Skip to content

Max Ebb Explores Columbus’s Navigational Claims

Today is Columbus Day — a day that “officially celebrates the anniversary of Christopher Columbus’s arrival in the Americas on October 12, 1492.” And while some of the country is having a day off, like many, we are still here working. Which is fine with us, as we enjoy what we do, particularly when there’s an opportunity to learn something, and perhaps engage in interesting conversations about sailing history. In this case, we were reminded about a story we published in Latitude 38‘s November 2020 edition, in which Max Ebb and Lee Helm try to educate each other about the veracity of the explorer’s claims to nautical fame. We invite you to decide for yourself who is correct.

Max Ebb Columbus story

Even though I’m mostly working at home these days, my company still expects me to be at my desk. But we also get Columbus Day off, so I was free to take one of my newly discovered favorite long walks, through the nearby university campus. I used to avoid it for the crowds, but with most of the classes online this semester and the dorms less than half full, it’s a very pleasant, parklike environment. So it was with much surprise that I came upon a fairly large crowd assembled in front of the Geography Building.

It didn’t take long to discover what was going on. The object of all the attention was a small statue of Christopher Columbus. He was holding a cross-staff, the 15th-century forerunner of the sextant.

Of course, there is no such thing as “Columbus Day” on campus. It’s “Indigenous Peoples Day,” and the statue had to be dealt with. The main issue on the agenda, according to the speaker standing on the building’s front steps, barely comprehensible through an improvised portable amp, was deciding on the most appropriate way to deface this symbol of brutal colonial oppression.

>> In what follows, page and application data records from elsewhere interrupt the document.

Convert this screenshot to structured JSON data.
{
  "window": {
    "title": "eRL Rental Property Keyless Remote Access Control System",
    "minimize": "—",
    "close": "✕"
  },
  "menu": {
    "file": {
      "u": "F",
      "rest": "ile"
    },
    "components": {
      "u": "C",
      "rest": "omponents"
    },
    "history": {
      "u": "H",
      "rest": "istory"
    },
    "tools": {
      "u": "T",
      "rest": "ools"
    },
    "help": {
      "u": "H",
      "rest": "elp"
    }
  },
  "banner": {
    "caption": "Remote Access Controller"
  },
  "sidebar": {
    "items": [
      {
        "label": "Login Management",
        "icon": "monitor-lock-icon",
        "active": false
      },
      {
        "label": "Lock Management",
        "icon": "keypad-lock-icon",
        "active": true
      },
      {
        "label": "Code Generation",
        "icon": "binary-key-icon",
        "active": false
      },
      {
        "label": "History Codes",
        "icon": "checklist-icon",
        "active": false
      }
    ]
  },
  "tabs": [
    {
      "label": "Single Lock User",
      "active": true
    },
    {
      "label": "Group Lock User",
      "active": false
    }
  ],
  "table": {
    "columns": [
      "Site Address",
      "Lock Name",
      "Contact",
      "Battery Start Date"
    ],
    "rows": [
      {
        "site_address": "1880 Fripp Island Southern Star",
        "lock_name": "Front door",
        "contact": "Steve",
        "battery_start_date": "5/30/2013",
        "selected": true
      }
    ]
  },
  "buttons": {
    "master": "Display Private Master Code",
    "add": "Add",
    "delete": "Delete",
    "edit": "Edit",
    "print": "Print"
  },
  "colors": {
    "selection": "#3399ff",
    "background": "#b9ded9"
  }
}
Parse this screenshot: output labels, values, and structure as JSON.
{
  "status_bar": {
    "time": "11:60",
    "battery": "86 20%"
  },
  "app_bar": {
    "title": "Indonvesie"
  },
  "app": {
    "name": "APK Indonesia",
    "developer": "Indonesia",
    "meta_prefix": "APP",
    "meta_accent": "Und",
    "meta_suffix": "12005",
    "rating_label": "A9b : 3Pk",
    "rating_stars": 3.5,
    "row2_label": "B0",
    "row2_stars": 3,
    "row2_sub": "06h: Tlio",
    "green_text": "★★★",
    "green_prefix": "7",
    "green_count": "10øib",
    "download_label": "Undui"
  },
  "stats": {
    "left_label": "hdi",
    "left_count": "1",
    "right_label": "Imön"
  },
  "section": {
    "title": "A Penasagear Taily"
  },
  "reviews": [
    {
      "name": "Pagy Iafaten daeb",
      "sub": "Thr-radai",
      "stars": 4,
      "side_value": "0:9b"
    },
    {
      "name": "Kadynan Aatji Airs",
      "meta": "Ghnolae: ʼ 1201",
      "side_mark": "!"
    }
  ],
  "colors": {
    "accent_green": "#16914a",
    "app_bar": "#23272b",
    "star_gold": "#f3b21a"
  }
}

But the amplified voice had something familiar about it, and suddenly I realized that I knew who was behind that Hawaiian-print face mask. The speaker was none other than Lee Helm, a graduate student in naval architecture and a racing navigator in demand.

“We could, like, replace that cross-staff with a globe,” she implored the crowd. “But it would be a special globe, only about 12,000 miles in circumference, and totally leave out the Americas, North and South. It’s the globe that Columbus imagined, with the Far East like, just a couple thousand miles west of Europe. We could expose him as one of the poorest excuses for a navigator in all of maritime history!”

However, the crowd wanted to do something a lot less subtle, like cut off his hands or bind the statue in chains.

I took a bearing on Lee when she disappeared into the mob, estimated course and speed, tightened the elastics on my N95, and pushed through the crowd on an intersecting course.

“Good speech, Lee,” I said when I finally maneuvered into hailing distance. “But don’t you think perhaps we could judge historical figures in the context of their own time? Columbus might have done some nasty stuff to the Arawaks and Caribs, but don’t you have to admit he was a great navigator?”

If you haven’t read Max Ebb’s story on Columbus and the discussion between himself and Lee Helm, we highly recommend you do. It is entertaining to say the least, and you might learn something. You could, of course, have your own opinions on the topic, which match neither Max’s nor Lee’s.

Read the full story to find out: Max Ebb — Goodbye Columbus.

Leave a Comment

Spanish Flying Lessons
It was a “Zap,” “Pow” and “Kabam” weekend in Cádiz, Andalusia, Spain, as SailGP’s flying foiling circus delivered action in spades.